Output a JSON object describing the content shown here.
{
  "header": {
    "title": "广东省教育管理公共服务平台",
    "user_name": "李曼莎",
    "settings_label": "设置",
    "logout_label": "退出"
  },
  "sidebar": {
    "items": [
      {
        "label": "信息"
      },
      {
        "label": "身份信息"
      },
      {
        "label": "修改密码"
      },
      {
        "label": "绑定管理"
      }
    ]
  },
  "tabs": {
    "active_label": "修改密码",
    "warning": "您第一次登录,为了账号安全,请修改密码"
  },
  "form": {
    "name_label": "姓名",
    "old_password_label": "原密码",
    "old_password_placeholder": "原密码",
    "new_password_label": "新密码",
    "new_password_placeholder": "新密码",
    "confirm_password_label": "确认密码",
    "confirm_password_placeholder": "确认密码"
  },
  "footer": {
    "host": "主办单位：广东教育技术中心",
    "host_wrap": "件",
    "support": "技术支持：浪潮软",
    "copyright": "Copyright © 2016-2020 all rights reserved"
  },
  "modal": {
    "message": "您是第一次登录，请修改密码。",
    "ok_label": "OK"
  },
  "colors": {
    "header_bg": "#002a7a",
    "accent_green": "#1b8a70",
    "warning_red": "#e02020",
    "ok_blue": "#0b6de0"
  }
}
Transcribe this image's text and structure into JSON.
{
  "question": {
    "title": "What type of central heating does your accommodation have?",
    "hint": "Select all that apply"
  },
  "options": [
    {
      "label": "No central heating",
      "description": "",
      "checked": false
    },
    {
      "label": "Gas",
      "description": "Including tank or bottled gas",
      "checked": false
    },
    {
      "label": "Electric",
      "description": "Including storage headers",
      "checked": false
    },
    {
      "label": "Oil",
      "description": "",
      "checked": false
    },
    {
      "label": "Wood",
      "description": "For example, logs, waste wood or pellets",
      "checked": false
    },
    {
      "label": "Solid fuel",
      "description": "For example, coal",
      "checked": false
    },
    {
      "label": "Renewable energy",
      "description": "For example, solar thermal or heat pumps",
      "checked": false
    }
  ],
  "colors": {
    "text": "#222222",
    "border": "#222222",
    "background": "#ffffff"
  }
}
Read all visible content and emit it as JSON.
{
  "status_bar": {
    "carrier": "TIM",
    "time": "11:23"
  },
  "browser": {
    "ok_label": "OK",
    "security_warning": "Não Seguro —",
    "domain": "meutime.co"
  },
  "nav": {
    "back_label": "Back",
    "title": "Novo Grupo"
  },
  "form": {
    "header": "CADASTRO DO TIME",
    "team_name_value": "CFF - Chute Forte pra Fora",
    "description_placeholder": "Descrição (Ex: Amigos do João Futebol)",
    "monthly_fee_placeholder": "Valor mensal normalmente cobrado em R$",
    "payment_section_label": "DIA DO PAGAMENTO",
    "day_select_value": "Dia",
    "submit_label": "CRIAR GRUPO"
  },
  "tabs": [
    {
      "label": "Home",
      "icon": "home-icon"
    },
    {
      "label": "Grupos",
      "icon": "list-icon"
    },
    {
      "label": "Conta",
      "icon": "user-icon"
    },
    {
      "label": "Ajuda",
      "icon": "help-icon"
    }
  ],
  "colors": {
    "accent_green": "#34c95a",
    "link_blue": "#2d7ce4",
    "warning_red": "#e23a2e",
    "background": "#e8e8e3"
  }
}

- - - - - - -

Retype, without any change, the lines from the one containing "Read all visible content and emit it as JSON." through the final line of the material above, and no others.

◆ **Response below**
Read all visible content and emit it as JSON.
{
  "status_bar": {
    "carrier": "TIM",
    "time": "11:23"
  },
  "browser": {
    "ok_label": "OK",
    "security_warning": "Não Seguro —",
    "domain": "meutime.co"
  },
  "nav": {
    "back_label": "Back",
    "title": "Novo Grupo"
  },
  "form": {
    "header": "CADASTRO DO TIME",
    "team_name_value": "CFF - Chute Forte pra Fora",
    "description_placeholder": "Descrição (Ex: Amigos do João Futebol)",
    "monthly_fee_placeholder": "Valor mensal normalmente cobrado em R$",
    "payment_section_label": "DIA DO PAGAMENTO",
    "day_select_value": "Dia",
    "submit_label": "CRIAR GRUPO"
  },
  "tabs": [
    {
      "label": "Home",
      "icon": "home-icon"
    },
    {
      "label": "Grupos",
      "icon": "list-icon"
    },
    {
      "label": "Conta",
      "icon": "user-icon"
    },
    {
      "label": "Ajuda",
      "icon": "help-icon"
    }
  ],
  "colors": {
    "accent_green": "#34c95a",
    "link_blue": "#2d7ce4",
    "warning_red": "#e23a2e",
    "background": "#e8e8e3"
  }
}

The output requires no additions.